“March winds and April showers, Bring forth May flowers”.
Currently we are experiencing one of those spring dry periods when high pressure seems to dominate for a long time. One of the old farmers’ sayings referred to “Cuckoo barley”, this meant that if barley was sown when you could hear the Cuckoo then it was unlikely to be a good crop. This was probably because the seed would be sown into dry ground and have a shorter growing period.
Keep an ear open for the Chiff Chaff which should have arrived by now. Much less common these days is the Willow Warbler. On warm days it is quite possible to see the lovely yellow Brimstone butterfly and we may also expect to see the Small White in flight this month. The female can be confused with the female Orange Tip so it is best to have a good look.
Flowers on bloom now should be Marsh Marigolds, locally known as King-cups and the Blackthorn should be on full bloom. We are fortunate in our local woods to have good displays of Primroses and in some cases Oxlips, look for the leaf shape and position of the flower cluster to distinguish true Oxlip from the False Oxlip.
One of the landmark dates of the year is bud burst on Oak and Hawthorn which always signifies the start of the Spring properly. If you have a badger sett nearby keep an eye on it, if a lot of bedding is being taken in then it is a good indication that cubs are present.
If you happen to be in Hatfield Forest then keep an eye open for any Violet plants. A close inspection might reveal tiny pinholes in the leaves, these may be the first feeding signs of the Silver Washed Fritillary larvae which will have hibernated nearby on old tree stumps. This butterfly has become increasingly common in the Forest in recent years and is well worth keeping an eye open for.

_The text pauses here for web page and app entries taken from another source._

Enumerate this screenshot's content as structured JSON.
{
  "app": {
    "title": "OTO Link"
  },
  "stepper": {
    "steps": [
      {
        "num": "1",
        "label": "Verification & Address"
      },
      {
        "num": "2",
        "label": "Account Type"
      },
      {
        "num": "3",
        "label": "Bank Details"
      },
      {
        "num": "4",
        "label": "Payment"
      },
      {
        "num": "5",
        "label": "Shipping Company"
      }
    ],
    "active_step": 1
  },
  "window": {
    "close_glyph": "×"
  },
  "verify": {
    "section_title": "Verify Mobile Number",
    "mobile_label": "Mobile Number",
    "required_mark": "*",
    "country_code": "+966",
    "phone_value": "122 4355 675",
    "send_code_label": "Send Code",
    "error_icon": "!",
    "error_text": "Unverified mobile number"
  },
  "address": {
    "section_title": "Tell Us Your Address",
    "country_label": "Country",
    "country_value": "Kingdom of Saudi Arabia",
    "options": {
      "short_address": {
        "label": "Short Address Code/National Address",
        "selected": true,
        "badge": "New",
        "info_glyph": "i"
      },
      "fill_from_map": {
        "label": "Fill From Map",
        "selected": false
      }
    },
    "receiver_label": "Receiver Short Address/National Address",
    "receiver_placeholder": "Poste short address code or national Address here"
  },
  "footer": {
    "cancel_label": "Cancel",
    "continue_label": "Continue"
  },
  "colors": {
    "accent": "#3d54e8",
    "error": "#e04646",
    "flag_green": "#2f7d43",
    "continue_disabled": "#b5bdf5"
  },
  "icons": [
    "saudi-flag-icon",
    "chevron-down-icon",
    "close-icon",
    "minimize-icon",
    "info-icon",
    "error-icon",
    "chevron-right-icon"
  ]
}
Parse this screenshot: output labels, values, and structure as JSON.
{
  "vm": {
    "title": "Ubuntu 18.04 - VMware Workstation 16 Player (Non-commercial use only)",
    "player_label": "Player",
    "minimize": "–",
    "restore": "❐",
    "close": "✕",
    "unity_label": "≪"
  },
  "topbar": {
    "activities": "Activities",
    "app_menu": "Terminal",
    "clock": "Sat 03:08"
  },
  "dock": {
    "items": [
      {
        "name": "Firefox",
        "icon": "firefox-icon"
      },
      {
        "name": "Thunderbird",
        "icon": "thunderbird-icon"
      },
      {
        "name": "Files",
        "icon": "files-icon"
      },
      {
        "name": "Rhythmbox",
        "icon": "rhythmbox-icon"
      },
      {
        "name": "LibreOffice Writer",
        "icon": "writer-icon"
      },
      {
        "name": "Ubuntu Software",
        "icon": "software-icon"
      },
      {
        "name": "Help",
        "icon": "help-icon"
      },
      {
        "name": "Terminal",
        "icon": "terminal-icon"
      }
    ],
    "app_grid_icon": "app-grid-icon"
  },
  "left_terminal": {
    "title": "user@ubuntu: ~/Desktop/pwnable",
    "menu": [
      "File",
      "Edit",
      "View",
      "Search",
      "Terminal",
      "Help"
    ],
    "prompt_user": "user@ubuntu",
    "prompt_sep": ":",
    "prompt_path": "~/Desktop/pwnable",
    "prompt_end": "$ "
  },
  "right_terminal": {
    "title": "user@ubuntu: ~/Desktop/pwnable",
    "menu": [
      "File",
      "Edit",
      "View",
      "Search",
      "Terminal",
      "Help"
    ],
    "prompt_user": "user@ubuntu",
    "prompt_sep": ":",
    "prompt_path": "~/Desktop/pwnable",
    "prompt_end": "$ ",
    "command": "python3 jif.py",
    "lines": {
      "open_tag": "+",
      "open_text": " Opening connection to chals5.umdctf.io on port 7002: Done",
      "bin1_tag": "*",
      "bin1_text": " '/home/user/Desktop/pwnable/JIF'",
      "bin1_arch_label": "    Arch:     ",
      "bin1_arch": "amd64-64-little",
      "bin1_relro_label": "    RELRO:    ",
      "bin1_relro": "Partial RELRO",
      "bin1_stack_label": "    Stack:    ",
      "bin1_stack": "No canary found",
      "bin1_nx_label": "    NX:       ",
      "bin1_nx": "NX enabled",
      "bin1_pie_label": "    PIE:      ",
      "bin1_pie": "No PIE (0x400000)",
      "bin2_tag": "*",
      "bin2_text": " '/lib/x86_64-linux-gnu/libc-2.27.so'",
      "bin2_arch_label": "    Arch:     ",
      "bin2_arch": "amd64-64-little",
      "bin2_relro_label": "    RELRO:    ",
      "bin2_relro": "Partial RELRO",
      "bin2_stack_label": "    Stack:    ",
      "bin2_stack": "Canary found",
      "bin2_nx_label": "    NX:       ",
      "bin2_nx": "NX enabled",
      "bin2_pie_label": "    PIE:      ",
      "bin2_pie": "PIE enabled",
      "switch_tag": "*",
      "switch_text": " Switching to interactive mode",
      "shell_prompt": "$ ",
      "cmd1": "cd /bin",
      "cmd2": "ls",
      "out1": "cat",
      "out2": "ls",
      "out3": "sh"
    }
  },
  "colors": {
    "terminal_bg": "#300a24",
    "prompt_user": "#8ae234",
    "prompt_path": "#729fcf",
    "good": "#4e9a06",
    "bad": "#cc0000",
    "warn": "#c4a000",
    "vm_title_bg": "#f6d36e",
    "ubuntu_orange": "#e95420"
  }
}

Always remember to send in your records as well as any photographs for the Seasonal Gallery.